### Exercise instructions
Set down every entry word for word. Omit the pictures.

● ● ● ● ● ● ●

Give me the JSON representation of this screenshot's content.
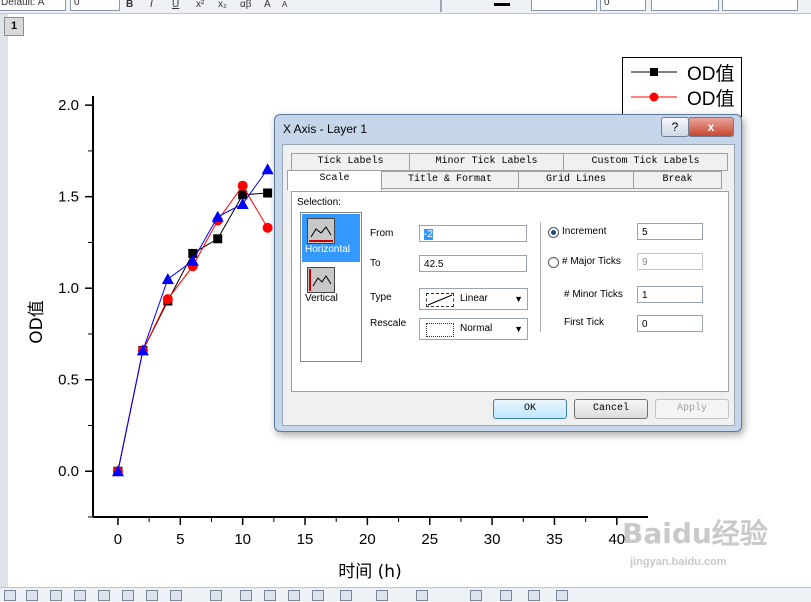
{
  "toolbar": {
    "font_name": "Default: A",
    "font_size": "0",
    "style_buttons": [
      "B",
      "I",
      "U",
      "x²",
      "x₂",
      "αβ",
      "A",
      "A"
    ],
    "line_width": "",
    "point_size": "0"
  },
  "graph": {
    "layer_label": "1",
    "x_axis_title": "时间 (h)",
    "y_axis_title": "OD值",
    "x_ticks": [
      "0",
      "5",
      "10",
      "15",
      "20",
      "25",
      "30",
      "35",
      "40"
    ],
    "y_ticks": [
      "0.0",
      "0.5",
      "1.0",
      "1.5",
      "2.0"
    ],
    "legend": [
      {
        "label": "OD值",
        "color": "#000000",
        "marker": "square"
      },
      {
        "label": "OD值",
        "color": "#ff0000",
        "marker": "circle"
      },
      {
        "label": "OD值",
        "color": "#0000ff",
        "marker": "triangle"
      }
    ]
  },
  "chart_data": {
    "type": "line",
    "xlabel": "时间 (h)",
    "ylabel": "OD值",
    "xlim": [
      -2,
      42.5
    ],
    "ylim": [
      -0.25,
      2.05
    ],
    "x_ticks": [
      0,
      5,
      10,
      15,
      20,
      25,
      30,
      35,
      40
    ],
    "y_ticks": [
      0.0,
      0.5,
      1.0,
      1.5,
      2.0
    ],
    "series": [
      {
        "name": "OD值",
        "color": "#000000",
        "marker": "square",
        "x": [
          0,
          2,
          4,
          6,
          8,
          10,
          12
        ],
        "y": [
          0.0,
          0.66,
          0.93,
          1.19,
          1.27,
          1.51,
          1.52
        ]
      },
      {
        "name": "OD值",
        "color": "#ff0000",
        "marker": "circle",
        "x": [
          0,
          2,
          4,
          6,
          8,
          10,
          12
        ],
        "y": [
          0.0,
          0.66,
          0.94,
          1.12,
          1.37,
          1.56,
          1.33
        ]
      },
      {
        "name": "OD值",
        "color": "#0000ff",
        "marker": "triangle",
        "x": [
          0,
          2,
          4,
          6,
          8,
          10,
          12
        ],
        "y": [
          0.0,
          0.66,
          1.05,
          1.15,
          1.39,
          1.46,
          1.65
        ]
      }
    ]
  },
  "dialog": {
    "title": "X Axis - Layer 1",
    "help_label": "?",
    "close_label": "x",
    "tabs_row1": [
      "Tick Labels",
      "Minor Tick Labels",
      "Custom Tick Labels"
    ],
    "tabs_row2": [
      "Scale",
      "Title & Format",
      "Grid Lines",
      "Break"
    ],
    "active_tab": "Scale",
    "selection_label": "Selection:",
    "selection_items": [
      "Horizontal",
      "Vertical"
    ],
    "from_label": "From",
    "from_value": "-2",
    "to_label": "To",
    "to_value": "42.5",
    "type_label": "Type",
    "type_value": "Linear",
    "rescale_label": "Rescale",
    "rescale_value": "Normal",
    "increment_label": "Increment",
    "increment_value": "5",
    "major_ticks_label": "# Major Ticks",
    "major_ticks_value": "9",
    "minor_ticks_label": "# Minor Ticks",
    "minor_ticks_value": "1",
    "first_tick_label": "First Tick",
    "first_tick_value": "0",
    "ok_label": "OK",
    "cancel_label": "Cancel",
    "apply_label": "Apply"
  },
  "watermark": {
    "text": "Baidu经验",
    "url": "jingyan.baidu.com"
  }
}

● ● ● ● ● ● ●

### Your response
Give me the JSON representation of this screenshot's content.
{
  "toolbar": {
    "font_name": "Default: A",
    "font_size": "0",
    "style_buttons": [
      "B",
      "I",
      "U",
      "x²",
      "x₂",
      "αβ",
      "A",
      "A"
    ],
    "line_width": "",
    "point_size": "0"
  },
  "graph": {
    "layer_label": "1",
    "x_axis_title": "时间 (h)",
    "y_axis_title": "OD值",
    "x_ticks": [
      "0",
      "5",
      "10",
      "15",
      "20",
      "25",
      "30",
      "35",
      "40"
    ],
    "y_ticks": [
      "0.0",
      "0.5",
      "1.0",
      "1.5",
      "2.0"
    ],
    "legend": [
      {
        "label": "OD值",
        "color": "#000000",
        "marker": "square"
      },
      {
        "label": "OD值",
        "color": "#ff0000",
        "marker": "circle"
      },
      {
        "label": "OD值",
        "color": "#0000ff",
        "marker": "triangle"
      }
    ]
  },
  "chart_data": {
    "type": "line",
    "xlabel": "时间 (h)",
    "ylabel": "OD值",
    "xlim": [
      -2,
      42.5
    ],
    "ylim": [
      -0.25,
      2.05
    ],
    "x_ticks": [
      0,
      5,
      10,
      15,
      20,
      25,
      30,
      35,
      40
    ],
    "y_ticks": [
      0.0,
      0.5,
      1.0,
      1.5,
      2.0
    ],
    "series": [
      {
        "name": "OD值",
        "color": "#000000",
        "marker": "square",
        "x": [
          0,
          2,
          4,
          6,
          8,
          10,
          12
        ],
        "y": [
          0.0,
          0.66,
          0.93,
          1.19,
          1.27,
          1.51,
          1.52
        ]
      },
      {
        "name": "OD值",
        "color": "#ff0000",
        "marker": "circle",
        "x": [
          0,
          2,
          4,
          6,
          8,
          10,
          12
        ],
        "y": [
          0.0,
          0.66,
          0.94,
          1.12,
          1.37,
          1.56,
          1.33
        ]
      },
      {
        "name": "OD值",
        "color": "#0000ff",
        "marker": "triangle",
        "x": [
          0,
          2,
          4,
          6,
          8,
          10,
          12
        ],
        "y": [
          0.0,
          0.66,
          1.05,
          1.15,
          1.39,
          1.46,
          1.65
        ]
      }
    ]
  },
  "dialog": {
    "title": "X Axis - Layer 1",
    "help_label": "?",
    "close_label": "x",
    "tabs_row1": [
      "Tick Labels",
      "Minor Tick Labels",
      "Custom Tick Labels"
    ],
    "tabs_row2": [
      "Scale",
      "Title & Format",
      "Grid Lines",
      "Break"
    ],
    "active_tab": "Scale",
    "selection_label": "Selection:",
    "selection_items": [
      "Horizontal",
      "Vertical"
    ],
    "from_label": "From",
    "from_value": "-2",
    "to_label": "To",
    "to_value": "42.5",
    "type_label": "Type",
    "type_value": "Linear",
    "rescale_label": "Rescale",
    "rescale_value": "Normal",
    "increment_label": "Increment",
    "increment_value": "5",
    "major_ticks_label": "# Major Ticks",
    "major_ticks_value": "9",
    "minor_ticks_label": "# Minor Ticks",
    "minor_ticks_value": "1",
    "first_tick_label": "First Tick",
    "first_tick_value": "0",
    "ok_label": "OK",
    "cancel_label": "Cancel",
    "apply_label": "Apply"
  },
  "watermark": {
    "text": "Baidu经验",
    "url": "jingyan.baidu.com"
  }
}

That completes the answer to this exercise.